By winning silver in the monobob and bronze in the two-woman bobsled at the 2022 Beijing Olympics, Elana Meyers Taylor became the most decorated Black athlete in Winter Olympics history. Competing at age 37 in Beijing, it was the fourth straight Games where she won at least one medal.
But the intense G-forces and risk of crashing on the bobsled make it a hazardous sport, which prompted Meyers Taylor to announce at the 2018 Pyeongchang Winter Olympics—along with four-time U.S. ice hockey medalist Angela Ruggiero and five-time Canadian ice hockey medalist Hayley Wickenheiser—to donate her brain for CTE research.
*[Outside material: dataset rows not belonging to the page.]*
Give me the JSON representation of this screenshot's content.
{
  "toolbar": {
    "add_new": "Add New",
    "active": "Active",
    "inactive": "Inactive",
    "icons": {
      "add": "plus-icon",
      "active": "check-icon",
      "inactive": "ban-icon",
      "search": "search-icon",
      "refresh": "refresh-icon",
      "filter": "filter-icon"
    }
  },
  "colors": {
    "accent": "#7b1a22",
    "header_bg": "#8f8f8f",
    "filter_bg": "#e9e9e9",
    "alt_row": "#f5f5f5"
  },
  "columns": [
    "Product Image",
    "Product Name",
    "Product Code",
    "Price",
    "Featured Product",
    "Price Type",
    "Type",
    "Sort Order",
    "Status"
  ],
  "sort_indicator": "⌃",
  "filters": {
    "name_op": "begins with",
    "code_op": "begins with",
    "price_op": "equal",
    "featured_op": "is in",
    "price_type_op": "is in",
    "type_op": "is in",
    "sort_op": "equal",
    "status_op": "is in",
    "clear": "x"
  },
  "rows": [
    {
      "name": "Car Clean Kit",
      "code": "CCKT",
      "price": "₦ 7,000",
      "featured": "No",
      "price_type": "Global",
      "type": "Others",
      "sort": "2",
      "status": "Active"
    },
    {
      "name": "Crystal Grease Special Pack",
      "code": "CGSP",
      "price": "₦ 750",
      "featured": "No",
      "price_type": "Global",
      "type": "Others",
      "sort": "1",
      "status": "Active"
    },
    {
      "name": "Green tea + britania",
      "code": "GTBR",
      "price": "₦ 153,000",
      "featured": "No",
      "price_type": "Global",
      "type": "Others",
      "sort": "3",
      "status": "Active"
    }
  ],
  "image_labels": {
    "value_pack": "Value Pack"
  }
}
“A concussion nearly ended my career in 2015,” said Meyers Taylor. “And I wish I had known more about the risks of returning [to competition] too quickly. The long-term consequences of brain trauma are a major concern in sports, and I’m doing this for every athlete who will follow in my footsteps.”